Interim facilities to be installed on sections of the Downtown Loop
“Interim facilities”: boring words, important concept! Because of the significant amount of cash that needs to be raised, it’s likely to be a while before the city is able to build out the rest of the Downtown Loop. In the meantime, people on bikes need safe ways to get into and out of downtown St. Paul.
To address this need, the St. Paul Public Works Department is planning to build interim facilities on certain streets included in the plan for the Loop. As they’re currently being described, these interim facilities are nothing to shake an interim stick at. While limited to sections of the Loop where the pavement condition is good enough to be able to handle these treatments, the facilities that are being proposed are high-quality and would create new bike connections between downtown and the rest of the city.

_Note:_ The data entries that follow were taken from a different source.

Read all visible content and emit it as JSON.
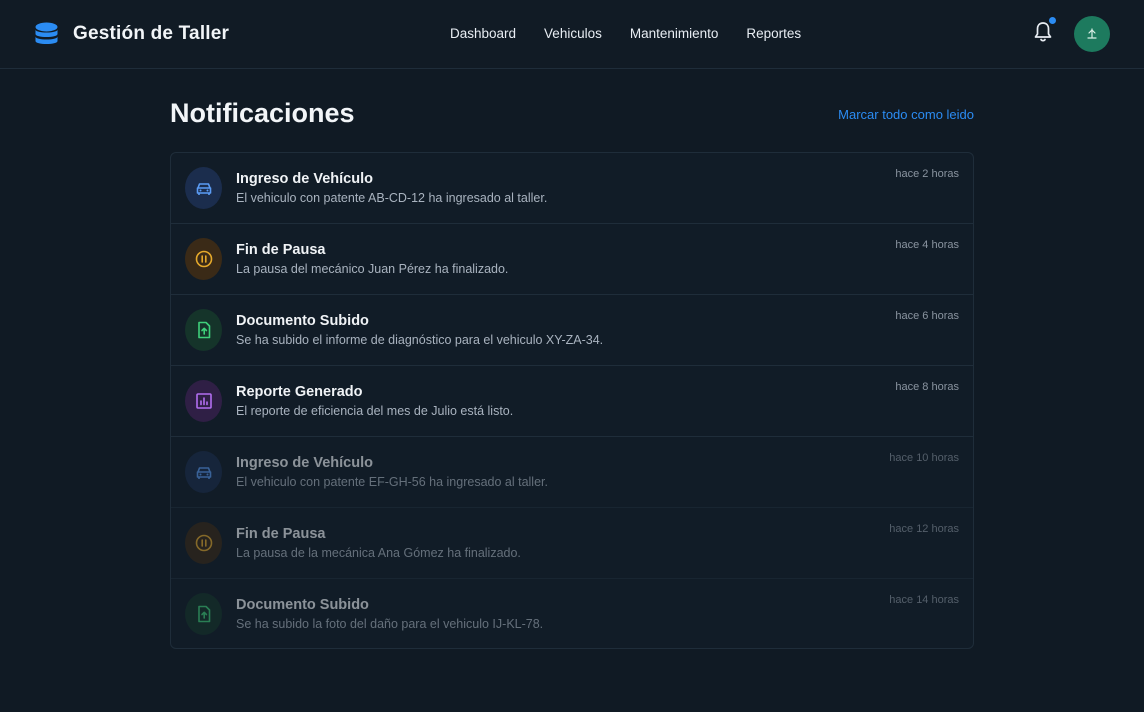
{
  "header": {
    "title": "Gestión de Taller",
    "nav": [
      "Dashboard",
      "Vehiculos",
      "Mantenimiento",
      "Reportes"
    ],
    "has_unread": true
  },
  "colors": {
    "accent": "#2b8cf3",
    "blue": "#5b9cf5",
    "amber": "#e5a92b",
    "green": "#3fcf7a",
    "purple": "#b26ef0",
    "avatar": "#1d7a5e"
  },
  "main": {
    "title": "Notificaciones",
    "mark_all": "Marcar todo como leido",
    "notifications": [
      {
        "title": "Ingreso de Vehículo",
        "desc": "El vehiculo con patente AB-CD-12 ha ingresado al taller.",
        "time": "hace 2 horas",
        "icon": "car-icon",
        "read": false
      },
      {
        "title": "Fin de Pausa",
        "desc": "La pausa del mecánico Juan Pérez ha finalizado.",
        "time": "hace 4 horas",
        "icon": "pause-icon",
        "read": false
      },
      {
        "title": "Documento Subido",
        "desc": "Se ha subido el informe de diagnóstico para el vehiculo XY-ZA-34.",
        "time": "hace 6 horas",
        "icon": "upload-file-icon",
        "read": false
      },
      {
        "title": "Reporte Generado",
        "desc": "El reporte de eficiencia del mes de Julio está listo.",
        "time": "hace 8 horas",
        "icon": "report-chart-icon",
        "read": false
      },
      {
        "title": "Ingreso de Vehículo",
        "desc": "El vehiculo con patente EF-GH-56 ha ingresado al taller.",
        "time": "hace 10 horas",
        "icon": "car-icon",
        "read": true
      },
      {
        "title": "Fin de Pausa",
        "desc": "La pausa de la mecánica Ana Gómez ha finalizado.",
        "time": "hace 12 horas",
        "icon": "pause-icon",
        "read": true
      },
      {
        "title": "Documento Subido",
        "desc": "Se ha subido la foto del daño para el vehiculo IJ-KL-78.",
        "time": "hace 14 horas",
        "icon": "upload-file-icon",
        "read": true
      }
    ]
  }
}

They would include a protected bike lane with bollards and a buffer area on 9th and 10th Streets, as well as facilities on the north half of St. Peter Street (the fate of the southern half is a little more complicated and will be decided later). This would create much better access to downtown for those coming from the north and west. There is also a plan to connect the bike path being constructed on Jackson to the Sam Morgan Trail, enabling access from the south. Public Works is still evaluating whether interim bike lanes will be feasible on Minnesota Street as a connector within downtown, given the condition of the pavement.
We’re likely to start seeing the protected bike lanes installed in 2017 or 2018. If all goes according to plan, this could be a big improvement for biking in downtown St. Paul.
Bike lanes on Upper Afton
After delaying a decision for a few weeks to give residents a chance to weigh in on an updated plan, the city council voted to approve bike lanes on both sides of the street on Upper Afton Road. These bike lanes would be added this summer during a street resurfacing between Burns Avenue and McKnight Road.
St. Paul Women on Bikes felt that this was the safest option of those under consideration by the city council, and so we are happy to see it approved. This bikeway will add a much-needed connection to parks, homes, and neighborhoods in an area with few on-street bike facilities.
4th Street Market District officially recognized in city plans
We’re excited that the city has included the 4th Street Market District in its vision for downtown St. Paul, with a planning study to be undertaken soon. This is an important step in bringing this community-supported concept from idea to reality.
The city is also planning a demonstration project on 4th Street that would showcase some of the possibilities for revitalizing the street. This demonstration will focus mostly on placemaking and will hopefully get downtown residents, visitors, and workers enthused about what this street could look like.